“You cannot keep the economy stagnant,” Lawan said.
He said the other option left for the country was to engage in the public-private partnership.
But he added that there was a need to first create an enabling environment to attract investors in the country due to the security challenges being faced across the nation.
“Not many investors would like to come to Nigeria. In fact, even those inside Nigeria may not like to invest properly in this sector of infrastructure development,” the Senate President noted.
Lawan also said the Senate would ensure that Nigeria borrows responsibly and that the funds are utilised prudently on self-sustaining projects.
However, an economist, Micheal Okeke, who spoke on Channels TV programme Sunrise Daily said the Senate President was wrong to have said Nigeria had no other option aside from borrowing.
Noting that Nigeria was facing serious debt servicing challenges, Okeke said if the current level of borrowing continues, it could get to a point where creditors would no longer want to lend money to the country.
“We have the challenge of how to service the ones we have borrowed so it becomes an unsustainable arrangement.
“We have volumes of debt and you are saying the only option is more borrowing with the one that you have already. I tend not to agree with that; we have options and the options are if the economy is diversified,” Okeke said.
When asked about Lawan’s stand on ‘responsible borrowing’, Okeke asked how the Senate President would monitor a loan that would be repaid for five to 10 years.
“We all know about the level of embezzlement here, mismanagement of public funds and other human factors and before you discover, the money has been mismanaged.
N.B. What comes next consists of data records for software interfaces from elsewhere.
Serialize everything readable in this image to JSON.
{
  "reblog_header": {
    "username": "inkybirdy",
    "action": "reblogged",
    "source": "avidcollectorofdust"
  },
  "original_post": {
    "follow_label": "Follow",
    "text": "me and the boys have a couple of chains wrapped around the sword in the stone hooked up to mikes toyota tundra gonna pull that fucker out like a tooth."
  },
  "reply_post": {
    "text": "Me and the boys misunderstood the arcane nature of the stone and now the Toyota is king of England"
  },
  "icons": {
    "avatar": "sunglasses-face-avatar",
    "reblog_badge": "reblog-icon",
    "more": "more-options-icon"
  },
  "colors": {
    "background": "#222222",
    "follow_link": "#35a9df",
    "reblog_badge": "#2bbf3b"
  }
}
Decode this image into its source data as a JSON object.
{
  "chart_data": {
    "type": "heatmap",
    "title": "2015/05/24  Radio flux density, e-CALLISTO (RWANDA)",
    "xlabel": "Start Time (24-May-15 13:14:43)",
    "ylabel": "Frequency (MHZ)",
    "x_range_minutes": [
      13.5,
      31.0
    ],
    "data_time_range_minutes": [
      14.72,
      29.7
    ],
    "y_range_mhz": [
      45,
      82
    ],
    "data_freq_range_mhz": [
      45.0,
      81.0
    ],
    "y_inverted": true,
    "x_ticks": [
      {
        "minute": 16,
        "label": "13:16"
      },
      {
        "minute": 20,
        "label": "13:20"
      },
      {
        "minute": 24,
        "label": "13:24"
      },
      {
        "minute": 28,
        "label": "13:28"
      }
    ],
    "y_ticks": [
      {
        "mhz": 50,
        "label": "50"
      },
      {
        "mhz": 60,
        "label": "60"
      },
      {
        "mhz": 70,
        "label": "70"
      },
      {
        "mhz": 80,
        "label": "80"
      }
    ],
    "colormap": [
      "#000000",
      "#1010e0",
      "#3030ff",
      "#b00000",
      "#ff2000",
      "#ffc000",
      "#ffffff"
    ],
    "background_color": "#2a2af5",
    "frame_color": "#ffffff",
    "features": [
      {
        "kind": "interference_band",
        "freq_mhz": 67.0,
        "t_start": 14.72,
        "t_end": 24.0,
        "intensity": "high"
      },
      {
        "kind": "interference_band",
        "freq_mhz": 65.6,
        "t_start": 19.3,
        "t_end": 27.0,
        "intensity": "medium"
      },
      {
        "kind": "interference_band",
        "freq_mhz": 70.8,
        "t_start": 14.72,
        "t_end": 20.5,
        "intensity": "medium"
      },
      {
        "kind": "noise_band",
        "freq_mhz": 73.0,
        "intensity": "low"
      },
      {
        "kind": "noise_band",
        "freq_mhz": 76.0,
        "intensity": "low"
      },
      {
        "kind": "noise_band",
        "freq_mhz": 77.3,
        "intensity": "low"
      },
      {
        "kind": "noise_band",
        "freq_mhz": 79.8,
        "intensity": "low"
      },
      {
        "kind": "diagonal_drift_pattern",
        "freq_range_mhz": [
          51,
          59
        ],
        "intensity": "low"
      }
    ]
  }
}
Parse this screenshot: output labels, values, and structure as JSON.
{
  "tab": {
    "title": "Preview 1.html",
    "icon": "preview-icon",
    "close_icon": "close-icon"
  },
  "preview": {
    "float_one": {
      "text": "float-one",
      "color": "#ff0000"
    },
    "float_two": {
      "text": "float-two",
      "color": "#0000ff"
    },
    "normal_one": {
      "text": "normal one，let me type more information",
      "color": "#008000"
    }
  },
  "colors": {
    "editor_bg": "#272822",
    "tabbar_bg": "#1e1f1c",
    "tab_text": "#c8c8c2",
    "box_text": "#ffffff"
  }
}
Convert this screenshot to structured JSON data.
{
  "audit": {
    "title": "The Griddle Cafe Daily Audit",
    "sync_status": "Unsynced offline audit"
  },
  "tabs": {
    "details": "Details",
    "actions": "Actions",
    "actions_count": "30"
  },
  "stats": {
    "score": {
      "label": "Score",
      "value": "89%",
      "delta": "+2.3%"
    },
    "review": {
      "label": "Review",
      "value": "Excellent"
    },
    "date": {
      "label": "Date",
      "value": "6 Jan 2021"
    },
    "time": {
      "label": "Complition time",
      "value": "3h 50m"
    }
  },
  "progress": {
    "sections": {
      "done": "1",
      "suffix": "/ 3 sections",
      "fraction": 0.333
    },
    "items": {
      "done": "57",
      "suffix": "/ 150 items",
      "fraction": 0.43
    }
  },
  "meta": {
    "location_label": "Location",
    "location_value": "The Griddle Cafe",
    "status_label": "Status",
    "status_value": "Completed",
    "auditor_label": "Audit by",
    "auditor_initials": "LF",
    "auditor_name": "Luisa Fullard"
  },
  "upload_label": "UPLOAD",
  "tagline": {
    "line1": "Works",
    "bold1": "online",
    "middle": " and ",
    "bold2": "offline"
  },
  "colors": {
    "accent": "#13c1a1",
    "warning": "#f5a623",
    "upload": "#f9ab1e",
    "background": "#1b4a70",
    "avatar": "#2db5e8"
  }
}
It becomes something that has happened several years ago and the actors have disappeared,” he noted.
Okeke also argued that infrastructural development in every country was supposed to be a long term plan and should not be handled as an emergency that is to be executed through borrowings.
Speaking on other available options for the country aside from borrowing, he said Nigeria was richly endowed in terms of human resources and solid minerals, as well as oil and gas.
He advised the government to diversify the economy in order to generate revenue from other sources.